What you have to do –
Your response must consist of one number: how many lines in this material contain the word "emoji".

Supplied data –
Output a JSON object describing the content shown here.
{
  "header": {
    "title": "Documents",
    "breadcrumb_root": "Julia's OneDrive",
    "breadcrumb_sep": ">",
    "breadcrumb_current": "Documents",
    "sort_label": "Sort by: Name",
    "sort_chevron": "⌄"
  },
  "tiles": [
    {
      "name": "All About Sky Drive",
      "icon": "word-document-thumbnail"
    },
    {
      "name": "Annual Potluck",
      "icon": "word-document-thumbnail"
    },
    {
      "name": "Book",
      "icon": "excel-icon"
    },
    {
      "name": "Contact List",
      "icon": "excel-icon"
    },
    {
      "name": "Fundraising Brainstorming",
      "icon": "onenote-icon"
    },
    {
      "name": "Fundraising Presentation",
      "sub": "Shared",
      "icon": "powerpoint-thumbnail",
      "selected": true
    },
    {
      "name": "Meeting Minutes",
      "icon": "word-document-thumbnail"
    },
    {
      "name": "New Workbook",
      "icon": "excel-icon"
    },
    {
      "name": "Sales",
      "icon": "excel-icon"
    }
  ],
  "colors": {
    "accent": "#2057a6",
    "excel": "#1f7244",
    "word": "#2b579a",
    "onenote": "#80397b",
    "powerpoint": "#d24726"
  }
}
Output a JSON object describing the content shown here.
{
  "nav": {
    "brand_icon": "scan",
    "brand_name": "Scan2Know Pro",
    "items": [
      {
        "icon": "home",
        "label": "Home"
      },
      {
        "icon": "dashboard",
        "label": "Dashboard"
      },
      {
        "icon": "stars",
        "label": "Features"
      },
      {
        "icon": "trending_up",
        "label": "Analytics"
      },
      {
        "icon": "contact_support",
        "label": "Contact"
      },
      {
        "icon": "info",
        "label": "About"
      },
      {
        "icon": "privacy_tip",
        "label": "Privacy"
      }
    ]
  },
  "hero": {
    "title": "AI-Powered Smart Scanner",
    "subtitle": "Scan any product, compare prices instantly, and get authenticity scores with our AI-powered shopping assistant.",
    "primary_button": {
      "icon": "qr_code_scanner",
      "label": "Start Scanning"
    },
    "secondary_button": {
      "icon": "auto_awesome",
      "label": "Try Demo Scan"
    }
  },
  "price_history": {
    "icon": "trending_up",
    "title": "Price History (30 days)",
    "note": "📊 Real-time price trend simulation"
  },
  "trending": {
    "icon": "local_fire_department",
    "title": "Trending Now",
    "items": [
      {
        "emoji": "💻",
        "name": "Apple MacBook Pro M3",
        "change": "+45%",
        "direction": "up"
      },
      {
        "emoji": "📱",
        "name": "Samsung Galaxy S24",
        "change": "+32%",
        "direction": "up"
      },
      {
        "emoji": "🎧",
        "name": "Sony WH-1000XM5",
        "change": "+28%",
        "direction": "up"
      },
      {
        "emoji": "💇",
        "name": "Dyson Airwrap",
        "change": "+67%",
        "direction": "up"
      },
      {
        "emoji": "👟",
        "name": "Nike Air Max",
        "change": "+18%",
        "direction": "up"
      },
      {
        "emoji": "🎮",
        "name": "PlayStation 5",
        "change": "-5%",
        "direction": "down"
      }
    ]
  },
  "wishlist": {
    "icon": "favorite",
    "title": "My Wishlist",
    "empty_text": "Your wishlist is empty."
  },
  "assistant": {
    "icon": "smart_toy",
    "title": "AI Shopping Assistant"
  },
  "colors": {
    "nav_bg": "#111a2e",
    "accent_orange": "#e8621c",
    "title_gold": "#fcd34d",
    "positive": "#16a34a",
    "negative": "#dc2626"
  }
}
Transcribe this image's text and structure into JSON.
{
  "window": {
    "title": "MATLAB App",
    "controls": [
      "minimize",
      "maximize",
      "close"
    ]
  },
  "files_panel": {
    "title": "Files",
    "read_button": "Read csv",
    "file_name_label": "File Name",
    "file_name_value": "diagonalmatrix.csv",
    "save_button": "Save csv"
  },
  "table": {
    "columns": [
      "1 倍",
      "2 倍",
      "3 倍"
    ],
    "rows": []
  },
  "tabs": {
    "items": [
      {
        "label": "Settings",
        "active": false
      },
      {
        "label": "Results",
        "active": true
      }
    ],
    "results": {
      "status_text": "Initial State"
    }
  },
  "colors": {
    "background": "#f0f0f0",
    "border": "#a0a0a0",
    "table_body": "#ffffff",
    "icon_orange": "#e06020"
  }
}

Output for this exercise –
6